Lois Combs Weinberg, the daughter of former Kentucky Governor Bert T. Combs, talks about growing up in Prestonsburg, Lexington, and Frankfort, Kentucky. While a second-semester senior at Randolph Macon Women's College in Virginia, she was interviewed by Gibbs Kinderman, who was a recruiter for the Appalachian Volunteers (AV) organization. Weinberg states that what interested her in the organization was her own personal commitment to being of service to people, and atmosphere of the times.
Weinberg describes her activities teaching school as an AV on Paynes Creek during the summer of 1965. She and another AV, Judy Martin, lived with a mountain family in a home with no running water. To avoid being treated differently Weinberg would not tell people who her father was. She states that her involvement in community work caused some awkwardness with her father and his friends.
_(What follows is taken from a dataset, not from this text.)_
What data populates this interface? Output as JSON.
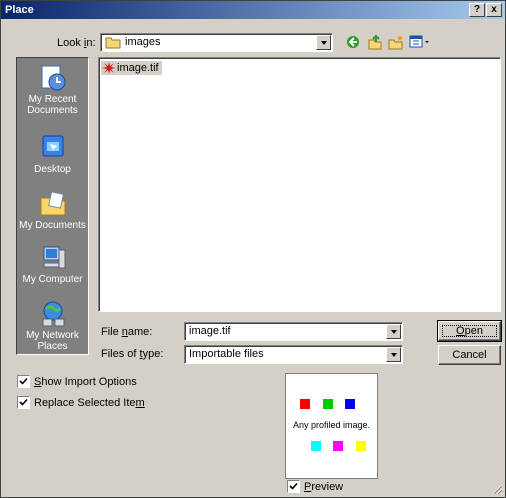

At the end of the summer, Weinberg moved to Washington, D.C. where she worked as an evaluator for the Office of Economic Opportunity. She states that she did not like the city or her job, but she believes it gave her a better perspective on how removed the administrators in Washington were to the people they were supposed to help. The next summer she went back to Paynes Creek, and in 1967 Weinberg was hired to administer a Community Action Program (CAP) in Lynchburg, West Virginia, a primarily African-American, urban community. She believes her greatest contribution in this position was helping to forge a bridge between the black community and the white power structure of the county. Weinberg also discusses her community involvement since her marriage. She provides her opinions regarding the ineffectiveness of the CAP program, male-female relationships within the Appalachian Volunteers, images of Appalachia resulting from the War on Poverty, and the tensions that existed between the local population and the "outsiders."